The Wells Fargo website contains a powerful search tool that allows interested home buyers to search through all available foreclosure properties. As part of the search process, individuals can filter their query using a variety of parameters, including zip code, price, home size and current market status. This particular resource can be immensely helpful by allowing home buyers to rapidly narrow their investigation to properties that are a definitive match with their budget and lifestyle.
If a home appears in the search results that seems to be a good match, individuals can submit their contact information as an attachment to the listing, which is then routed directly to the appropriate real estate agent. Once this is complete, a showing can be arranged and the process of purchasing the home can continue.
Purchasing Using the Wells Fargo Foreclosure Process
Once you have found the perfect home that matches your needs, you will need to ensure that you have received the appropriate pre-qualification from Wells Fargo or some other lender. You can use a simple, streamlined online application form to provide Wells Fargo with all of your relevant financial information. This, in turn, will allow them to determine exactly how much money you can borrow for your home purchase. A credit check will also be used to assess your current financial health and identify any default risks you may pose.
In the event that you pass all of Wells Fargo's loan approval checks, you should be able to secure the financing you need to purchase the foreclosed property. If, for some reason, your financial circumstances render you ineligible for financing, you can consult directly with a member of the Wells Fargo team to explore alternative financing solutions.
- Make a visit to your county's tax department to find out the history of the property including what previous owners paid for the home.
- Consider hiring an appraiser to evaluate the home to establish a fair market price. Your appraiser's price and the bank's appraiser should be similar. If not, adjust your bid accordingly.
- In some states you may be allowed to close on a home without attorney representation. Hire an attorney regardless, to make sure that the real estate agreement protects your interests.
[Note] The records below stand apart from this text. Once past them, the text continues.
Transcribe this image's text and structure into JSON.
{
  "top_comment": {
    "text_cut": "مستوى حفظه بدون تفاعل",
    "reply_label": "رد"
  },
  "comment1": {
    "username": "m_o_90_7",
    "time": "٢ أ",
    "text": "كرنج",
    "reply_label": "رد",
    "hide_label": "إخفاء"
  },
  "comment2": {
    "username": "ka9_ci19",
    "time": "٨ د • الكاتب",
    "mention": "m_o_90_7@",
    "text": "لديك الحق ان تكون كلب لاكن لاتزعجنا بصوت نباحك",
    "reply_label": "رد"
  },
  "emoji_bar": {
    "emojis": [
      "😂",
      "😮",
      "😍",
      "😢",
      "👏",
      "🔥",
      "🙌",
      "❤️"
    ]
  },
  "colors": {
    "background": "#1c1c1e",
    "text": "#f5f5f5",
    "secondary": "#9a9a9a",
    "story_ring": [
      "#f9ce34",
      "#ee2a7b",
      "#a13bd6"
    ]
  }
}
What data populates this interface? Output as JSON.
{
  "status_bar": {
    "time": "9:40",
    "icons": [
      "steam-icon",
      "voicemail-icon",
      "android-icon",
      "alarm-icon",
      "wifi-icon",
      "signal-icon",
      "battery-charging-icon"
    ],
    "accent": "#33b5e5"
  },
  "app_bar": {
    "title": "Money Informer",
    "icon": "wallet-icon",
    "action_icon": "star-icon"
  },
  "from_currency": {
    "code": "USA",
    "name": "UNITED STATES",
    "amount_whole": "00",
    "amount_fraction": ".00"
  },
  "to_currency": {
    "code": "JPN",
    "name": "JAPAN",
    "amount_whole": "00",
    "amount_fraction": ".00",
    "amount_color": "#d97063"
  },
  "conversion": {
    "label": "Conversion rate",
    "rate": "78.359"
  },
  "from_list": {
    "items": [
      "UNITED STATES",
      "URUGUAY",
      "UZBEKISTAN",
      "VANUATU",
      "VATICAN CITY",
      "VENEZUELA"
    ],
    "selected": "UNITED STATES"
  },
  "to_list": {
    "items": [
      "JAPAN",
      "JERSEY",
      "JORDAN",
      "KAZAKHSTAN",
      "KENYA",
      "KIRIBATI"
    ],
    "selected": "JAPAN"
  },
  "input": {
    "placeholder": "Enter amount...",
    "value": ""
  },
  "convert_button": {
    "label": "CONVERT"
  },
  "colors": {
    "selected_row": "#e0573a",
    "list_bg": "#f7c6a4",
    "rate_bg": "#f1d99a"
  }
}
Ryan Cockerham is a nationally recognized author specializing in all things innovation, business and creativity. His work has served the business, nonprofit and political community. Ryan's work has been featured at Zacks Investment Research, SFGate Home Guides, Bloomberg, HuffPost and more.